(Work item)
What is needed is an exact retyping of each entry, pictures excluded.

____

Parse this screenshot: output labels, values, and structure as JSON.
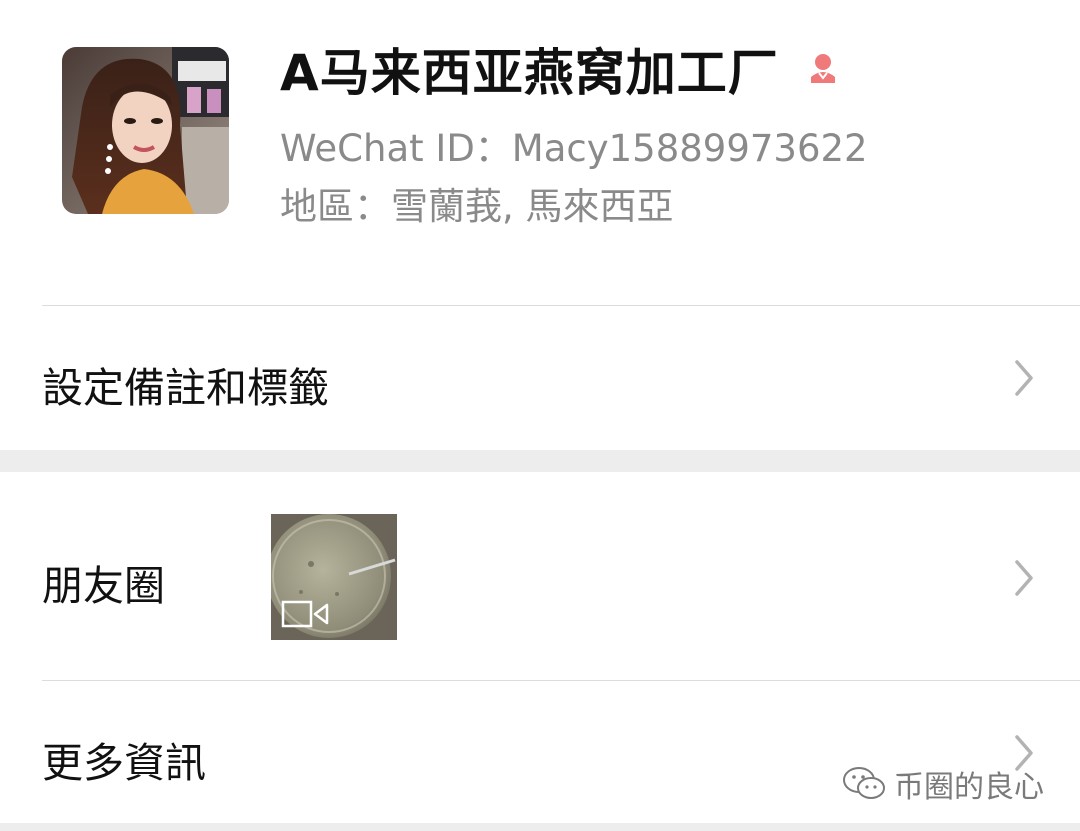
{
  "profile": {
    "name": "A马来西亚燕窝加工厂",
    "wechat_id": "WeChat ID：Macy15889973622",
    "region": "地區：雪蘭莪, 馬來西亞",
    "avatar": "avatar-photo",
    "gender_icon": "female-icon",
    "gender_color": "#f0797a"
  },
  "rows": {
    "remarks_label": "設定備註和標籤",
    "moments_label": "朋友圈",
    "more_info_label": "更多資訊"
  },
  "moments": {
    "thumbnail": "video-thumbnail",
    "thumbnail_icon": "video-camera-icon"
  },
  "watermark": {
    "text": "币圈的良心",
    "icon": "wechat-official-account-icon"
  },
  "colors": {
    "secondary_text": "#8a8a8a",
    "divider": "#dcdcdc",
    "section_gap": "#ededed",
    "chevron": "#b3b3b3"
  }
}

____

(Exercise result)
Parse this screenshot: output labels, values, and structure as JSON.
{
  "profile": {
    "name": "A马来西亚燕窝加工厂",
    "wechat_id": "WeChat ID：Macy15889973622",
    "region": "地區：雪蘭莪, 馬來西亞",
    "avatar": "avatar-photo",
    "gender_icon": "female-icon",
    "gender_color": "#f0797a"
  },
  "rows": {
    "remarks_label": "設定備註和標籤",
    "moments_label": "朋友圈",
    "more_info_label": "更多資訊"
  },
  "moments": {
    "thumbnail": "video-thumbnail",
    "thumbnail_icon": "video-camera-icon"
  },
  "watermark": {
    "text": "币圈的良心",
    "icon": "wechat-official-account-icon"
  },
  "colors": {
    "secondary_text": "#8a8a8a",
    "divider": "#dcdcdc",
    "section_gap": "#ededed",
    "chevron": "#b3b3b3"
  }
}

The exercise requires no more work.